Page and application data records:
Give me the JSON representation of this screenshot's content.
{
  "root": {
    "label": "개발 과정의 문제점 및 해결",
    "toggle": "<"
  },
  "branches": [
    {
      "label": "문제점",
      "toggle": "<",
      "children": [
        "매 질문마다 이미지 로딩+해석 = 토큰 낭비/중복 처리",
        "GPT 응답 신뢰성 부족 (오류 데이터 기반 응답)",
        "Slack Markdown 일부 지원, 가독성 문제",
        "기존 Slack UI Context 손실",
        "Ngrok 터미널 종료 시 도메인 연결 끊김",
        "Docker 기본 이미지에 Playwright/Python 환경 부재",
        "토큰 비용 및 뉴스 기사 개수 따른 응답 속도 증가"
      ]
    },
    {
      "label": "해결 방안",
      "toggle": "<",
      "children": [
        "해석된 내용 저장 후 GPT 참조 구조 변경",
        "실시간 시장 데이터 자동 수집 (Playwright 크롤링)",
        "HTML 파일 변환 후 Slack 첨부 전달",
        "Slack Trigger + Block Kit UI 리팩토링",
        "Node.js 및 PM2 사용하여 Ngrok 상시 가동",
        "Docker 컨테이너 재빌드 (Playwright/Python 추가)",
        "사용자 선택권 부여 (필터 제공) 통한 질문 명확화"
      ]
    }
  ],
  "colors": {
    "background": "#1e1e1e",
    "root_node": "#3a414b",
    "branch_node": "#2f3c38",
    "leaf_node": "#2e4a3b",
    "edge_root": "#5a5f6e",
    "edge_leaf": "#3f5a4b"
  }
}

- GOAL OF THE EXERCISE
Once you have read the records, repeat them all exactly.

- RESPONSE TO THE EXERCISE
Give me the JSON representation of this screenshot's content.
{
  "root": {
    "label": "개발 과정의 문제점 및 해결",
    "toggle": "<"
  },
  "branches": [
    {
      "label": "문제점",
      "toggle": "<",
      "children": [
        "매 질문마다 이미지 로딩+해석 = 토큰 낭비/중복 처리",
        "GPT 응답 신뢰성 부족 (오류 데이터 기반 응답)",
        "Slack Markdown 일부 지원, 가독성 문제",
        "기존 Slack UI Context 손실",
        "Ngrok 터미널 종료 시 도메인 연결 끊김",
        "Docker 기본 이미지에 Playwright/Python 환경 부재",
        "토큰 비용 및 뉴스 기사 개수 따른 응답 속도 증가"
      ]
    },
    {
      "label": "해결 방안",
      "toggle": "<",
      "children": [
        "해석된 내용 저장 후 GPT 참조 구조 변경",
        "실시간 시장 데이터 자동 수집 (Playwright 크롤링)",
        "HTML 파일 변환 후 Slack 첨부 전달",
        "Slack Trigger + Block Kit UI 리팩토링",
        "Node.js 및 PM2 사용하여 Ngrok 상시 가동",
        "Docker 컨테이너 재빌드 (Playwright/Python 추가)",
        "사용자 선택권 부여 (필터 제공) 통한 질문 명확화"
      ]
    }
  ],
  "colors": {
    "background": "#1e1e1e",
    "root_node": "#3a414b",
    "branch_node": "#2f3c38",
    "leaf_node": "#2e4a3b",
    "edge_root": "#5a5f6e",
    "edge_leaf": "#3f5a4b"
  }
}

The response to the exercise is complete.